Work to complete => Match on the string "label" in the entries below and return every matching line.

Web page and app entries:
┄┄┄┄┄┄

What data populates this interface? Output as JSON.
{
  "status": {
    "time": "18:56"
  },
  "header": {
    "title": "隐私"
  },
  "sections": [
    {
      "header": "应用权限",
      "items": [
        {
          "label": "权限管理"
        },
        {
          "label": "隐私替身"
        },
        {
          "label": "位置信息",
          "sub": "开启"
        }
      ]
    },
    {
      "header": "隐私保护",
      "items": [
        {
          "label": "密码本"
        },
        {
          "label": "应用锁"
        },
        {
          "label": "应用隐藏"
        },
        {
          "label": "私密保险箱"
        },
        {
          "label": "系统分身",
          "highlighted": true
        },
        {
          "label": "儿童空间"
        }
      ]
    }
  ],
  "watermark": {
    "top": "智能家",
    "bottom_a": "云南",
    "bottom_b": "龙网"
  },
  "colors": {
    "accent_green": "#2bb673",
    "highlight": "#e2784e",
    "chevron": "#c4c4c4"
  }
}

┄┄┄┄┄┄

Task output =>
          "label": "权限管理"
          "label": "隐私替身"
          "label": "位置信息",
          "label": "密码本"
          "label": "应用锁"
          "label": "应用隐藏"
          "label": "私密保险箱"
          "label": "系统分身",
          "label": "儿童空间"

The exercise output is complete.